The answer must consist of the records, repeated exactly.

════

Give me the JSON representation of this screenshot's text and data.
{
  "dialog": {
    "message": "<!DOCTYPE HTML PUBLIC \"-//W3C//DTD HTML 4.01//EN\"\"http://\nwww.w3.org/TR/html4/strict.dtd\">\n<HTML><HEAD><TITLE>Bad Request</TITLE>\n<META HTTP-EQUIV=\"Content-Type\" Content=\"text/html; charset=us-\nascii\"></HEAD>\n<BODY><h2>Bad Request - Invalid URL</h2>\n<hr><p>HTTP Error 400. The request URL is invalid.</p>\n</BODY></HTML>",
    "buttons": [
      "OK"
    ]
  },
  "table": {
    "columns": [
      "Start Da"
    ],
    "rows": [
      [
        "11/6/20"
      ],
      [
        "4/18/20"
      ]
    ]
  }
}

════

• TASK RESULT:
Give me the JSON representation of this screenshot's text and data.
{
  "dialog": {
    "message": "<!DOCTYPE HTML PUBLIC \"-//W3C//DTD HTML 4.01//EN\"\"http://\nwww.w3.org/TR/html4/strict.dtd\">\n<HTML><HEAD><TITLE>Bad Request</TITLE>\n<META HTTP-EQUIV=\"Content-Type\" Content=\"text/html; charset=us-\nascii\"></HEAD>\n<BODY><h2>Bad Request - Invalid URL</h2>\n<hr><p>HTTP Error 400. The request URL is invalid.</p>\n</BODY></HTML>",
    "buttons": [
      "OK"
    ]
  },
  "table": {
    "columns": [
      "Start Da"
    ],
    "rows": [
      [
        "11/6/20"
      ],
      [
        "4/18/20"
      ]
    ]
  }
}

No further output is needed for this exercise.